SOURCE MATERIAL:
==========
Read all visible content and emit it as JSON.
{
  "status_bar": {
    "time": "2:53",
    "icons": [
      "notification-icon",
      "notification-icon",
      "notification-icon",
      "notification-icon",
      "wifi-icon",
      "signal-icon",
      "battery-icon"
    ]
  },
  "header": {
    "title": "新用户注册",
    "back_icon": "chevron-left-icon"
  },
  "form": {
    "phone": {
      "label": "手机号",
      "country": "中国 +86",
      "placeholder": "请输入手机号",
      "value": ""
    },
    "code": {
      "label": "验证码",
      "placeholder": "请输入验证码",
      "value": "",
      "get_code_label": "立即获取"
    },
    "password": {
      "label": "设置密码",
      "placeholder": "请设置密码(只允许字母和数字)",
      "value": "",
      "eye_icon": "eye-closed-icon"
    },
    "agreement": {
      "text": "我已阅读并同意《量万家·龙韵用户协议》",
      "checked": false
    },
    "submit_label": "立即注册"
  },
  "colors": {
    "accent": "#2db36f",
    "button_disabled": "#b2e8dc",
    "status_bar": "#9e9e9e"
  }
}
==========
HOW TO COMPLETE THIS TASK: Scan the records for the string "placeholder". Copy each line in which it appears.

SOLVED EXERCISE:
      "placeholder": "请输入手机号",
      "placeholder": "请输入验证码",
      "placeholder": "请设置密码(只允许字母和数字)",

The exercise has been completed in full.